Scot McKnight is professor of religious studies at North Park University. He is a leading authority on the New Testament, early Christianity, and the historical Jesus. McKnight has written over 20 books including The Jesus Creed: Loving God, Loving Others (read how this book has influenced me), Fasting (read my review), The Real Mary: Why Evangelicals Can Embrace the Mother of Jesus (read my review), and One.Life: Jesus Calls, We Follow (read my review). McKnight’s award-winning blog, Jesus Creed, has been rated by Technorati.com as the #1 site for Emerging Church and has been the inspiration for several of my blog posts (including a sermon, and several posts: on leadership, on reading the whole bible, and on reaching 20-somethings).
There are so many books by Evangelicals about Jesus and/or the gospel that another seems unnecessary – unless the other is The King Jesus Gospel. McKnight argues that the Evangelical view of gospel is incomplete, and suggests that Evangelicals should more accurately be characterized as Soterians (saved ones) based on the centrality of personal salvation in their understanding of gospel.

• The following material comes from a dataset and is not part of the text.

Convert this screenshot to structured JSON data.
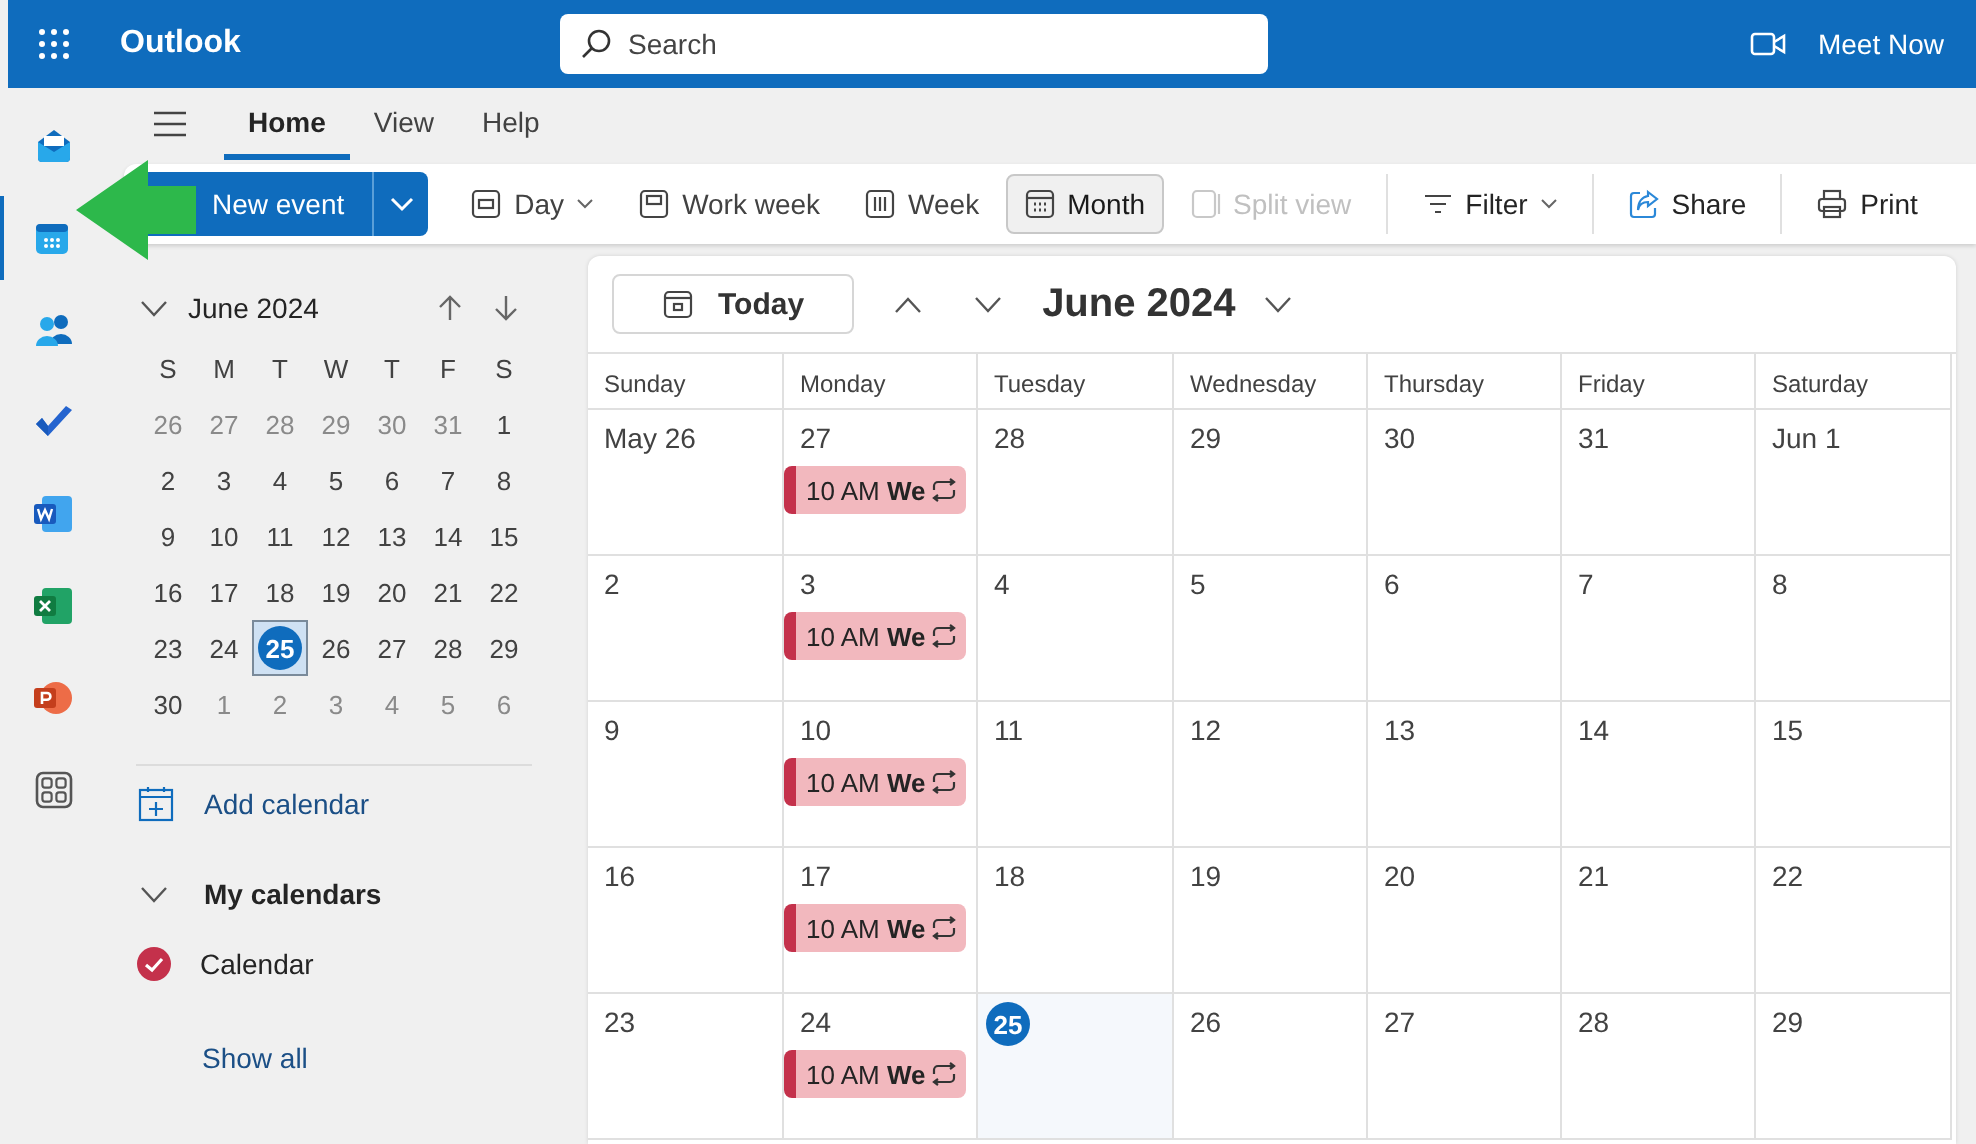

McKnight does far more than critique the Evangelical perspective, he constructs a well-reasoned argument for a biblical understanding of gospel then invites those who follow the way of Jesus today to gospel that gospel. The gospel is one, not many. I Corinthians 15:1-5, 20-28 serves as the beginning point or the “authentic apostolic gospel,” which “Paul received and passed on” (p.49). This story (the Story of Jesus Christ) does not occur in isolation but connects to the larger biblical story (The Story of Israel) of the First (Old) Testament. This more robust gospel is the gospel proclaimed in the four gospel accounts, the gospel found in the preaching in the book of Acts, and the gospel that Jesus preached. It is also the gospel found in the writings of the early church fathers and is contained in the Nicene and Apostles’ creeds.
This book is a must read for those who seek to follow the way of Jesus, regardless of tradition: Evangelical, mainline, Emergent, Catholic, etc. A biblical understanding of gospel can never be attained if one limits one’s resources to only the New Testament, nor if one approaches the biblical text as a whole from one of the popular current “hidden worldviews” (e.g., postmodern tribalism). The beginning point must be an attempt to locate gospel in its earliest form, which is made accessible in The King Jesus Gospel.
It is rare to encounter an Evangelical who proposes that the way forward is by embracing the creeds and the church calendar. It is rarer still to find an academic religious scholar situated within a tradition who openly critiques a central aspect of that tradition’s identity without alienating him or herself from key leaders within that tradition. McKnight is able to achieve both of these and more with another book designed to challenge assumptions and change behavior.
Two of McKnight’s books achieve this lofty goal. The Jesus Creed challenges and expands the idea of daily discipleship and leads to lives of love. The King Jesus Gospel challenges and expands the idea of gospel and leads away from decision toward discipleship.
- How do you define the word “gospel”?
- What individual within your own tradition have you found to be the most effective voice for reform in recent years?
Scot McKnight. The King Jesus Gospel: The Original Good News Revisited (Zodervan, 2011). ISBN: 9780310492986.Tweet